Creative blocks are like slippery creatures, you never know when they’re going to hit you. With tons of advice to overcome such a rut, I find Geneva Vanderzeil’s tips to be worth a try. Although we might already know some of the tips to be true, I certainly have done some of it myself even before I read the article, it still feels good to be reminded of the why. She touched up on some great pointers and I love how she explained things in minute detail, from cleansing your space to disconnecting, these words of advice can go a long way.
I’ve been getting back into the habit of penning my thoughts down and ideas down. With the mounds of sketchbooks and journals I have at my arsenal, I always refer back to this one journal that I’ve had for more than a year now and I have yet to fill it’s pages. So I unearthed it from my closet and started writing on it again. For some reason, it has a special place in my heart since it’s been with me during countless of travels. It’s filled with the most random things that I’ve documented and picked up from my adventures, from half-baked ideas, recipes, notes and sketches, to bus tickets, pressed flowers and scraps of paper.
You can see snippets of my journal entries here: 1 | 2 | 3 | 4 | 5 | 6 | 7 | 8 | 9. I love how smooth the paper is and as you can see from the snippets, it can hold ink and markers surprisingly well.
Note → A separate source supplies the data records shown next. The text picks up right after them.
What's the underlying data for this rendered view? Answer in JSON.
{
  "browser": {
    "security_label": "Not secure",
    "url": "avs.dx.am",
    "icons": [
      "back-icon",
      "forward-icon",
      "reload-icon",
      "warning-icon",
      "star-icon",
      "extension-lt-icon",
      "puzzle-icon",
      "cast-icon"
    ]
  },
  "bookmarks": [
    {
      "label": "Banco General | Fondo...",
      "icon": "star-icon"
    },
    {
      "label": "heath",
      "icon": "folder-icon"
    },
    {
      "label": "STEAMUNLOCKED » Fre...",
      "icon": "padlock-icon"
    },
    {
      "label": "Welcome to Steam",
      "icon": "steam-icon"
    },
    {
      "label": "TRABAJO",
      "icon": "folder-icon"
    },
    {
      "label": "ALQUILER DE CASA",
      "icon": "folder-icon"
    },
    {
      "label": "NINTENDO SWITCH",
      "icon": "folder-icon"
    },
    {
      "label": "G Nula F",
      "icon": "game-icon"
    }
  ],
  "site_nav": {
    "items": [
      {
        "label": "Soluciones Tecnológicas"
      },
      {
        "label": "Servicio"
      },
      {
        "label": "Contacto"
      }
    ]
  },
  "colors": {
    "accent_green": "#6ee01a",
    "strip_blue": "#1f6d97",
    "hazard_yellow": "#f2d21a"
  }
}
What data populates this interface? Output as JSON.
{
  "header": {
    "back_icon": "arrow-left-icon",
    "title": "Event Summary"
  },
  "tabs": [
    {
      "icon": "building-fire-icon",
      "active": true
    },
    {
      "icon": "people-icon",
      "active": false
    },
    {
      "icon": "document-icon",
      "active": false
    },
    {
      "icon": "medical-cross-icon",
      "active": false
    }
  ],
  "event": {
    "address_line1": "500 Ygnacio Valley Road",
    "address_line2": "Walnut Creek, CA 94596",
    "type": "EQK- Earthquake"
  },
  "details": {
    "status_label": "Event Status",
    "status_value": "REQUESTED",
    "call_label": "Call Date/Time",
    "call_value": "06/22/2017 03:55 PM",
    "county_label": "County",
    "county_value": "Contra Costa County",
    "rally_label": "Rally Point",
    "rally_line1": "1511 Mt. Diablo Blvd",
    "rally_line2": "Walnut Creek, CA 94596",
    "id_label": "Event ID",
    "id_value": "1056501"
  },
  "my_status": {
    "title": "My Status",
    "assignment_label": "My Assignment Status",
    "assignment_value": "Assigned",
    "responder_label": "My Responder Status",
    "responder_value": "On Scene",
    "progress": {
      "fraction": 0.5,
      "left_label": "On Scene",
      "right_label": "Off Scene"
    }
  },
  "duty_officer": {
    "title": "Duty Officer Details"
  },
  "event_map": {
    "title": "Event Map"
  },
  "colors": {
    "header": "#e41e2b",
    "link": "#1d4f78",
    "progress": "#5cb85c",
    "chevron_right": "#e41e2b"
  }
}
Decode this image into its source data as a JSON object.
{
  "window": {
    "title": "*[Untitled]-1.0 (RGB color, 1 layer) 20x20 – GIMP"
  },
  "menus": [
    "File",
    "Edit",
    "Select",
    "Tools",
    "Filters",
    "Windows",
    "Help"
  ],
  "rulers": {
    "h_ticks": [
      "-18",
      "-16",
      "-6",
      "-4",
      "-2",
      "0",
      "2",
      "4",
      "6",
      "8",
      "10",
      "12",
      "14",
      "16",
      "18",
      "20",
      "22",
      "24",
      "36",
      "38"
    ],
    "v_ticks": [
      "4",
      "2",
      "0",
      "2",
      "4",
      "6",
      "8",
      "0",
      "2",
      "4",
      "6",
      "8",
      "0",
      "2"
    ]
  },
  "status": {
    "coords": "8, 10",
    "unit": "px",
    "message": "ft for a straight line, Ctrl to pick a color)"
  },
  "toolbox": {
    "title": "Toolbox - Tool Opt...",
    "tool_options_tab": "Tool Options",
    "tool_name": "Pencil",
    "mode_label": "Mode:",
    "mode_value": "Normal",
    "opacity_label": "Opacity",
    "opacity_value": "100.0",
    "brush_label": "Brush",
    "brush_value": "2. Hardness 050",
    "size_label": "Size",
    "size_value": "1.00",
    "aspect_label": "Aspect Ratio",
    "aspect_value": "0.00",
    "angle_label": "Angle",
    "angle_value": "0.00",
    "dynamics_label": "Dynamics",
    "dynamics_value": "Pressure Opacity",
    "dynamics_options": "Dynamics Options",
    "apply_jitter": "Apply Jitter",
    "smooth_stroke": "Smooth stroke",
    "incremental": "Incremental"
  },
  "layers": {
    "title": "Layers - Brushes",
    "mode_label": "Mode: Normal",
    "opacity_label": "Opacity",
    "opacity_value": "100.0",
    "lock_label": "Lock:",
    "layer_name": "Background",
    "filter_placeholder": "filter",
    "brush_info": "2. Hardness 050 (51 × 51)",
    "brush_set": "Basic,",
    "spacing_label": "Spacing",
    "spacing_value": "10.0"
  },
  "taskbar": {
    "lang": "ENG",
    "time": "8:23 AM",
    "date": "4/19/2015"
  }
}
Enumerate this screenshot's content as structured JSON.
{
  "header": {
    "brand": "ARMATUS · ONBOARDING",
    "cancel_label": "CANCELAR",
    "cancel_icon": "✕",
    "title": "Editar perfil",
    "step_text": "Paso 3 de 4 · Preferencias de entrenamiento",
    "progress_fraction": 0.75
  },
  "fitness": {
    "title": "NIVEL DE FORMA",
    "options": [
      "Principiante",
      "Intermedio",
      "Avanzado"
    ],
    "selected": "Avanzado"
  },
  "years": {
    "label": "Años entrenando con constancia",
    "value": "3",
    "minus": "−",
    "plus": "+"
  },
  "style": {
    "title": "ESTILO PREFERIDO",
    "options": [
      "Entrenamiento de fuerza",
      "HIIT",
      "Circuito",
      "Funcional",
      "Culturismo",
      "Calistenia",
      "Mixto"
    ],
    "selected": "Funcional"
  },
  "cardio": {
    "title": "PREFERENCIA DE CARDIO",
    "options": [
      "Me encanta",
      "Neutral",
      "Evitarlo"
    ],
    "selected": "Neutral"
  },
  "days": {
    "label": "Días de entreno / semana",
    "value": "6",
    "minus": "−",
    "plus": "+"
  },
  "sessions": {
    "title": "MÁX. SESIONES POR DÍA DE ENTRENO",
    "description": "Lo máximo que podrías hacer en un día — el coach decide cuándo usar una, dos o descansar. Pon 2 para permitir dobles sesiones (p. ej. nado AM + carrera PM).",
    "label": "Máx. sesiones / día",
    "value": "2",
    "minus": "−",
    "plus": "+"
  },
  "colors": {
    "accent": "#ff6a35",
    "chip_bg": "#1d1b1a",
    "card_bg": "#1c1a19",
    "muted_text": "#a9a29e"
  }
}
Although with it’s paper weight and being relatively thin, it would bleed through if you’re not careful. Otherwise, I love it as it is. I’ve searched for the perfect leather bound journal for such a long time and this one has met all my desires, not to mention it’s locally handmade by Alunsina, which adds character to it. Once you’ve held one in your hands, you’d know that it was crafted with love.
Whether you’re a designer or an artist, these exercises will help you train your eye and guide you in understanding some of the different elements of drawing, like motif, value, contour, and gestures. The only difference with this exercise is that it involves how each element contributes to the design process.
If you have been following my Snapchat (jamie_catt), you might have seen me posted a snap of The Old Boys’ Club a few weeks back. I discovered their work in Art Central and I was immediately drawn to their aesthetics and concept. I personally love their following series of works: Harmony, Emptiness, Simplicity, Etc., Sur le Motif, Organizing Chaos, and La Destitution de la jeune fille. They weave illustration, animation and design into their embodiment of work and create a beautifully chaotic yet constructive illustrations that are pleasing to the eye.